Mark Arnold, the manager of Atlantique, said the fund is no longer active. He referred all other questions to his attorney, Paul Rooney, a former federal prosecutor who specializes in white-collar criminal defense. Rooney too declined to comment.

Despite the silence, the one-page marketing brochure for Atlantique displayed on the I:disign Web site tells a lot about the hedge fund.

The fund, in early 2002, projected a robust average monthly return of 4.6% based on its strategy of market-timing mutual fund shares. Even though the fund had no operating history, the brochure said those results were within reach "based on a trading model" the hedge fund had developed "with respect to mutual funds and other securities traded in the U.S."

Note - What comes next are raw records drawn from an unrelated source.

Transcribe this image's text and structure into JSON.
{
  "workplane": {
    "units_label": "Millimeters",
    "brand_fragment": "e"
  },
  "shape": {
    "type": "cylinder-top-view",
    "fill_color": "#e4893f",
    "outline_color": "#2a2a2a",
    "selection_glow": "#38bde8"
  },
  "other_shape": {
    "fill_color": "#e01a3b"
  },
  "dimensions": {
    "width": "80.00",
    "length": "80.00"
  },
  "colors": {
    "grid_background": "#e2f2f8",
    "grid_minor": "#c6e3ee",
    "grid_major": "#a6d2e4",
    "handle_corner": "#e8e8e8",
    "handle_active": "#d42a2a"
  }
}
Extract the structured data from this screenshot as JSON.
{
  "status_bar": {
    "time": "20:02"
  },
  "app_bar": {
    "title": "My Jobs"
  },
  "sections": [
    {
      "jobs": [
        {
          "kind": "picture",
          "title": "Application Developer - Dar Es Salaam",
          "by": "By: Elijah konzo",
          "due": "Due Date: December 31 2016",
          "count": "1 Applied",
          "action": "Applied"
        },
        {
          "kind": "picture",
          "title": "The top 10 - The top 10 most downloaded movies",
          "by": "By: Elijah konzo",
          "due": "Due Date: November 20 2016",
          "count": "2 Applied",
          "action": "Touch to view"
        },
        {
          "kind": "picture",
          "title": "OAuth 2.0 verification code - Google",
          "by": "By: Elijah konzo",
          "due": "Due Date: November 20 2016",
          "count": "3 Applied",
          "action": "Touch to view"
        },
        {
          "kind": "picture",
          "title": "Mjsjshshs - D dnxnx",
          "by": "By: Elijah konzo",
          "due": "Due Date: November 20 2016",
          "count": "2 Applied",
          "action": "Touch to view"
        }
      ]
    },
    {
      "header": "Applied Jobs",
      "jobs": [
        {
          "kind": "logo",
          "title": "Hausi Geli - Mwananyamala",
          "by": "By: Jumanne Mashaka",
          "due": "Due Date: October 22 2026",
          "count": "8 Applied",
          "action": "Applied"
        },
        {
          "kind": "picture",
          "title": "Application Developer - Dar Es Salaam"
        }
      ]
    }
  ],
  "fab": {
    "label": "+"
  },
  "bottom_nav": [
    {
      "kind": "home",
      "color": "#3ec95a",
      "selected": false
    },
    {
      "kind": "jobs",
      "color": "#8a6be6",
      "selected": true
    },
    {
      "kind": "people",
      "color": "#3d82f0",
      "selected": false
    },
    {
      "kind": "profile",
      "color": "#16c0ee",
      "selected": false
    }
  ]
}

The brochure also revealed that the hedge fund's main investment vehicle, Atlantique Capital Offshore Fund, was based in the Cayman Islands, a locale favored by many hedge fund managers for its tax policies.

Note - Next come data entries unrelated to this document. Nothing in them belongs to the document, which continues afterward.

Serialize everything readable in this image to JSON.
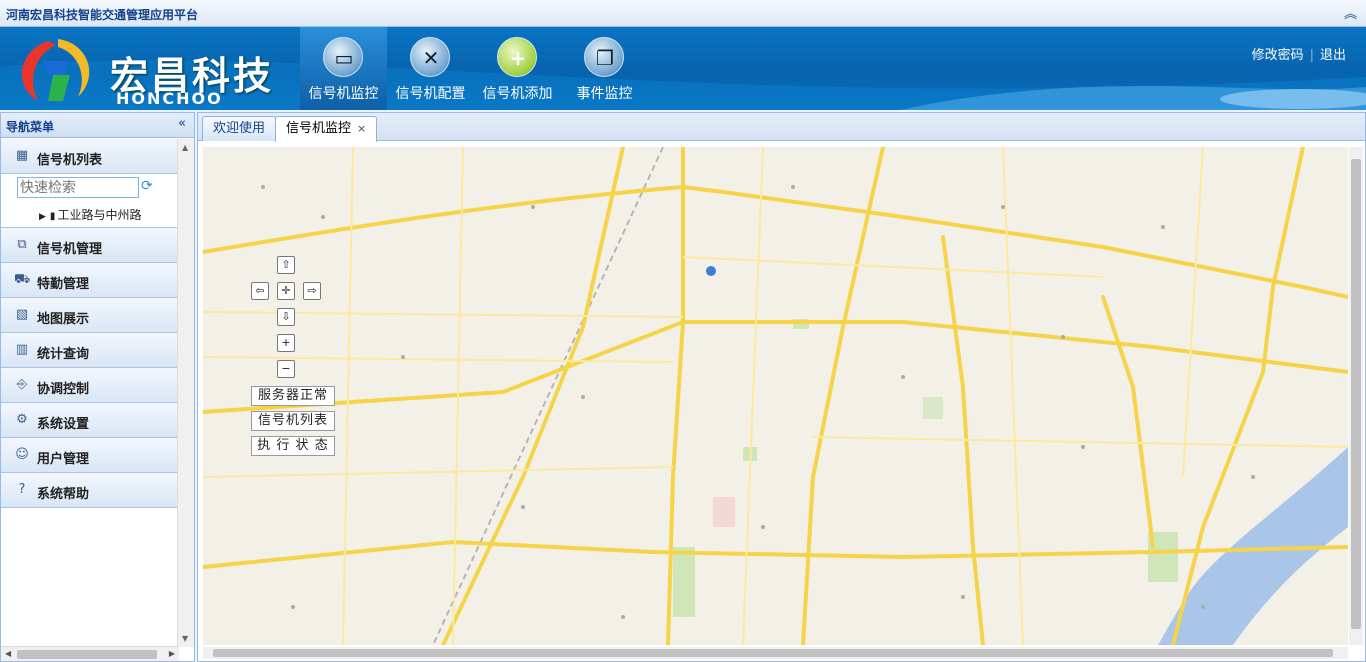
{
  "app": {
    "title": "河南宏昌科技智能交通管理应用平台"
  },
  "header": {
    "brand": "宏昌科技",
    "brand_en": "HONCHOO",
    "nav": [
      {
        "label": "信号机监控",
        "icon": "monitor-icon"
      },
      {
        "label": "信号机配置",
        "icon": "tools-icon"
      },
      {
        "label": "信号机添加",
        "icon": "add-icon"
      },
      {
        "label": "事件监控",
        "icon": "windows-icon"
      }
    ],
    "links": {
      "change_password": "修改密码",
      "logout": "退出"
    }
  },
  "sidebar": {
    "title": "导航菜单",
    "search_placeholder": "快速检索",
    "tree_item": "工业路与中州路",
    "items": [
      {
        "label": "信号机列表",
        "icon": "calendar-icon"
      },
      {
        "label": "信号机管理",
        "icon": "signal-manage-icon"
      },
      {
        "label": "特勤管理",
        "icon": "car-icon"
      },
      {
        "label": "地图展示",
        "icon": "map-icon"
      },
      {
        "label": "统计查询",
        "icon": "bar-chart-icon"
      },
      {
        "label": "协调控制",
        "icon": "coordination-icon"
      },
      {
        "label": "系统设置",
        "icon": "gear-icon"
      },
      {
        "label": "用户管理",
        "icon": "user-icon"
      },
      {
        "label": "系统帮助",
        "icon": "help-icon"
      }
    ]
  },
  "tabs": [
    {
      "label": "欢迎使用"
    },
    {
      "label": "信号机监控",
      "close": "×"
    }
  ],
  "map": {
    "controls": {
      "up": "⇧",
      "left": "⇦",
      "center": "✛",
      "right": "⇨",
      "down": "⇩",
      "zoom_in": "+",
      "zoom_out": "−"
    },
    "buttons": {
      "server_status": "服务器正常",
      "signal_list": "信号机列表",
      "exec_status": "执 行 状 态"
    }
  },
  "colors": {
    "header_blue": "#0763ad",
    "panel_border": "#99bbe8",
    "road_yellow": "#f5d44a"
  }
}
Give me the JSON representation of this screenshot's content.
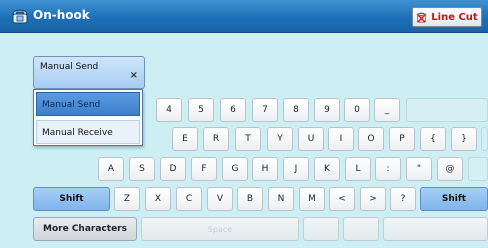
{
  "title": "On-hook",
  "line_cut_label": "Line Cut",
  "dropdown": {
    "selected": "Manual Send",
    "clear_label": "×"
  },
  "menu": {
    "options": [
      "Manual Send",
      "Manual Receive"
    ]
  },
  "row1_keys": [
    "4",
    "5",
    "6",
    "7",
    "8",
    "9",
    "0",
    "_"
  ],
  "row2_keys": [
    "E",
    "R",
    "T",
    "Y",
    "U",
    "I",
    "O",
    "P",
    "{",
    "}"
  ],
  "row3_keys": [
    "A",
    "S",
    "D",
    "F",
    "G",
    "H",
    "J",
    "K",
    "L",
    ":",
    "\"",
    "@"
  ],
  "row4": {
    "shift_left": "Shift",
    "keys": [
      "Z",
      "X",
      "C",
      "V",
      "B",
      "N",
      "M",
      "<",
      ">",
      "?"
    ],
    "shift_right": "Shift"
  },
  "bottom": {
    "more_characters": "More Characters",
    "space": "Space"
  },
  "colors": {
    "title_bar": "#1d6fb7",
    "background": "#c8eef2",
    "line_cut_text": "#c0181b"
  }
}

CIBC, where Sassano was still working in 2002, also had a link to Atlantique. The brochure listed the official address for the investment fund as CIBC's office in the Cayman Islands.

A CIBC official declined to comment on the relationship between the bank and Atlantique. But sources speculate it might be akin to the one CIBC had with Chronos, for which it provided start-up financing.

It's important to note that no charges have been filed against Sassano, even though he's been identified by name in the Prudential complaint and has appeared on the radar screens of investigators. He remains on the job at Oppenheimer, even as Wall Street firms such as Bear Stearns ( BSC), Merrill Lynch ( MER) and UBS ( UBS) have fired dozens of brokers over the past few weeks.

To date, most of the prosecutions over market-timing have been aimed at fund managers who violated their company's policies and their fiduciary obligation to their investors by permitting big clients to engage in abusive trading. The only brokers who have run into trouble with regulators over market-timing is the group from Prudential, which allegedly used a deceptive scheme to help its customers place market-timing trades.

Legal experts say it's difficult for regulators to bring charges against a broker without some evidence of deception, because there's nothing illegal about helping a hedge fund engage in market-timing.